Alan Emtage: I would like to thank the Internet Society. I am hon­ored and hum­bled by this hon­or. I am told by the sec­re­tari­at that I am the first Barbadian and the first per­son from the Caribbean to be an inductee into the Hall of Fame, so I’m proud of that. As I look across the assem­bled crowd here tonight it’s grat­i­fy­ing to see how diverse this is par­tic­u­lar­ly, and how that has changed over the last thir­ty years. 

There are a cou­ple of things I’d just like to say. The Internet nowa­days peo­ple think of as being this incred­i­bly com­pet­i­tive and com­mer­cial mar­ket. For those of us who worked on it thir­ty years ago, and for whom com­mer­cial activ­i­ty was actu­al­ly for­bid­den, this is quite a change. And while the spir­it of altru­ism still con­tin­ues to exist on the Internet (much of the Internet works on open source soft­ware which is con­tributed freely by pro­gram­mers and engi­neers across the world), that spir­it of altru­ism start­ed very ear­ly on. And it is… Well, with­out blow­ing my own horn, the Internet as we know it today would­n’t exist were it not for the fact that a lot of the orga­ni­za­tions and indi­vid­u­als who worked on it back then freely allowed the fruit of their work to be dis­trib­uted for free. 

So, CERN owned the World Wide Web, released that soft­ware into the pub­lic domain. That was Tim Berners-Lee. Brewster Kahle did a sim­i­lar thing at Thinking Machines and WAIS. Mark McCahill and Gopher. And our­selves, we… I’ll read a lit­tle sto­ry here. I had a con­ver­sa­tion with Vint Cerf prob­a­bly thir­ty years ago. And he jok­ing­ly said to me, Why don’t you patent the tech­niques that you’re using in Archie for the search engine?” 

And we thought about it. We thought about it long and hard and we decid­ed that to do so would sort of stran­gle the baby in the crib. That it would restrict the abil­i­ty of peo­ple to use what we had learned and to expand on it. So, the pri­ma­ry ques­tion I get is why am I not a bil­lion­aire. And I’m quite hap­py not to be a bil­lion­aire.
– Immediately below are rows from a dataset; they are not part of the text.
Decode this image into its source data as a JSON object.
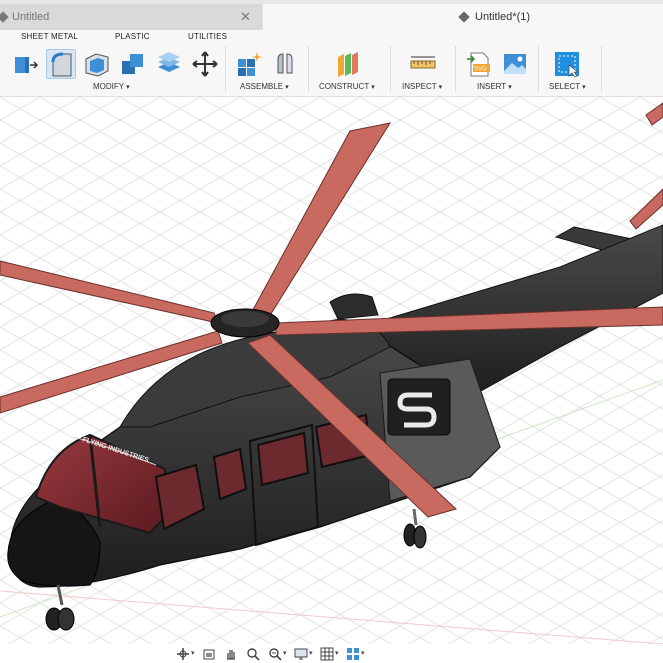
{
  "tabs": [
    {
      "label": "Untitled",
      "active": false,
      "close_icon": "close-icon"
    },
    {
      "label": "Untitled*(1)",
      "active": true
    }
  ],
  "workspace_tabs": [
    "SHEET METAL",
    "PLASTIC",
    "UTILITIES"
  ],
  "toolbar_groups": [
    {
      "label": "MODIFY",
      "tools": [
        "press-pull-icon",
        "fillet-icon",
        "shell-icon",
        "combine-icon",
        "offset-face-icon",
        "move-copy-icon"
      ]
    },
    {
      "label": "ASSEMBLE",
      "tools": [
        "new-component-icon",
        "joint-icon"
      ]
    },
    {
      "label": "CONSTRUCT",
      "tools": [
        "offset-plane-icon"
      ]
    },
    {
      "label": "INSPECT",
      "tools": [
        "measure-icon"
      ]
    },
    {
      "label": "INSERT",
      "tools": [
        "insert-svg-icon",
        "canvas-image-icon"
      ]
    },
    {
      "label": "SELECT",
      "tools": [
        "select-icon"
      ]
    }
  ],
  "dropdown_caret": "▾",
  "model": {
    "decal_text": "FLYING INDUSTRIES",
    "body_color": "#2a2a2a",
    "rotor_color": "#c96a61",
    "glass_color": "#7a2a2f"
  },
  "nav_bar": [
    "orbit-icon",
    "look-at-icon",
    "pan-icon",
    "zoom-icon",
    "fit-icon",
    "display-settings-icon",
    "grid-settings-icon",
    "viewports-icon"
  ],
  "colors": {
    "accent": "#0696d7",
    "grid": "#e2e2e2"
  }
}
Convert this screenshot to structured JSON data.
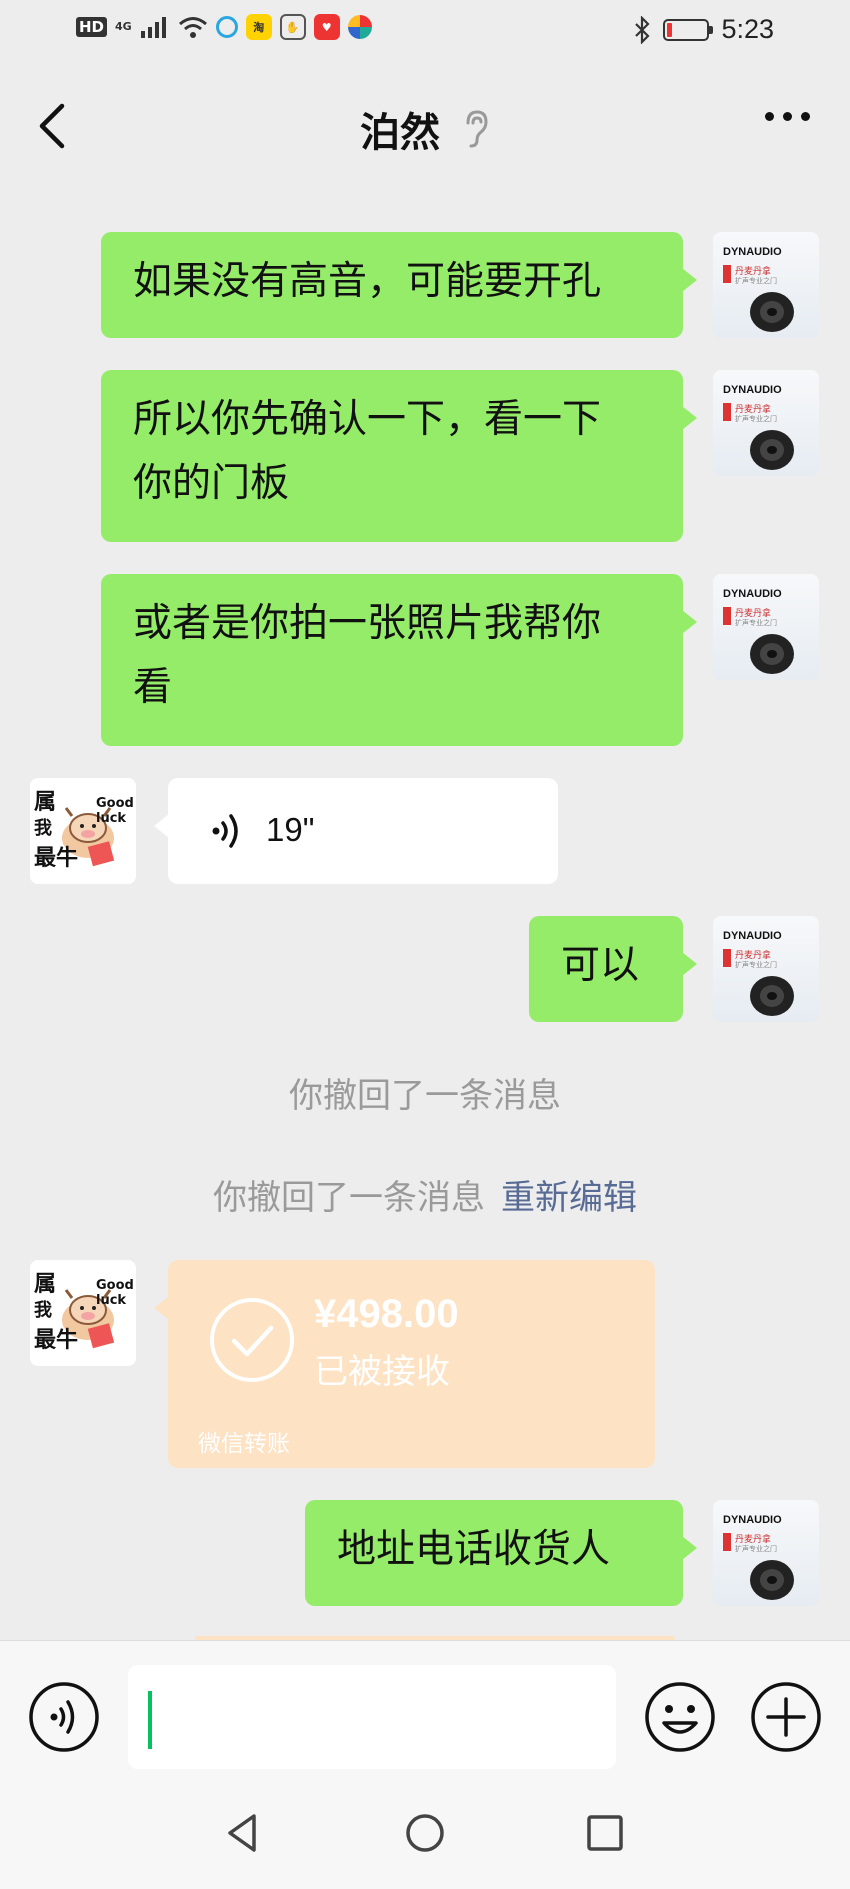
{
  "status_bar": {
    "hd": "HD",
    "network": "4G",
    "time": "5:23",
    "app_icons": [
      "tablet-app-icon",
      "taobao-app-icon",
      "shield-app-icon",
      "heart-app-icon",
      "pinwheel-app-icon"
    ]
  },
  "header": {
    "title": "泊然",
    "back_icon": "chevron-left-icon",
    "status_icon": "ear-icon",
    "more_icon": "more-dots-icon"
  },
  "messages": [
    {
      "side": "right",
      "type": "text",
      "lines": [
        "如果没有高音，可能要开孔"
      ]
    },
    {
      "side": "right",
      "type": "text",
      "lines": [
        "所以你先确认一下，看一下",
        "你的门板"
      ]
    },
    {
      "side": "right",
      "type": "text",
      "lines": [
        "或者是你拍一张照片我帮你",
        "看"
      ]
    },
    {
      "side": "left",
      "type": "voice",
      "duration": "19\""
    },
    {
      "side": "right",
      "type": "text",
      "lines": [
        "可以"
      ]
    },
    {
      "type": "system",
      "text": "你撤回了一条消息"
    },
    {
      "type": "system",
      "text": "你撤回了一条消息",
      "link": "重新编辑"
    },
    {
      "side": "left",
      "type": "transfer",
      "amount": "¥498.00",
      "status": "已被接收",
      "label": "微信转账"
    },
    {
      "side": "right",
      "type": "text",
      "lines": [
        "地址电话收货人"
      ]
    }
  ],
  "avatars": {
    "self": {
      "brand": "DYNAUDIO",
      "subtitle": "丹麦丹拿",
      "tagline": "扩声专业之门"
    },
    "contact": {
      "text_top": "属",
      "text_mid": "我",
      "text_bottom": "最牛",
      "badge": "Good luck"
    }
  },
  "input_bar": {
    "value": "",
    "voice_icon": "voice-input-icon",
    "emoji_icon": "emoji-icon",
    "plus_icon": "plus-icon"
  },
  "nav_bar": {
    "icons": [
      "nav-back-icon",
      "nav-home-icon",
      "nav-recent-icon"
    ]
  },
  "colors": {
    "bubble_self": "#95ec69",
    "bubble_other": "#ffffff",
    "transfer": "#fde2c4",
    "link": "#576b95",
    "system_text": "#9a9a9a",
    "cursor": "#07c160"
  }
}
That’s fine with me. But it was done in the spir­it of coop­er­a­tion and real­iz­ing that while we were work­ing on some­thing that was big and was going to change the world. I don’t think any­body back then real­ly knew how much it was going to change and how pro­found a change it was going to be. 

Two peo­ple I’d like to men­tion here, and thank for me being here. One is my busi­ness part­ner back then, my boss and busi­ness part­ner was Peter Deutsch, who did a lot of work to bring Archie into the wider world. And some­body else that a lot of the old-timers here will remem­ber and who was instru­men­tal in what we call the user ser­vices lay­er of the Internet when I first got to the IETF back in 1991. It was just—it was a lot of engi­neers and there was­n’t a lot of atten­tion paid to the users. And the per­son would be Joyce Reynolds. Joyce Reynolds, who is unfor­tu­nate­ly no longer with us, worked hand in hand with Jon Postel and real­ly nur­tured the user ser­vices group in the IETF. And she has a huge hand in the Internet that we know and love today. So I real­ly would like to acknowl­edge her. So thank you. I’m most honored.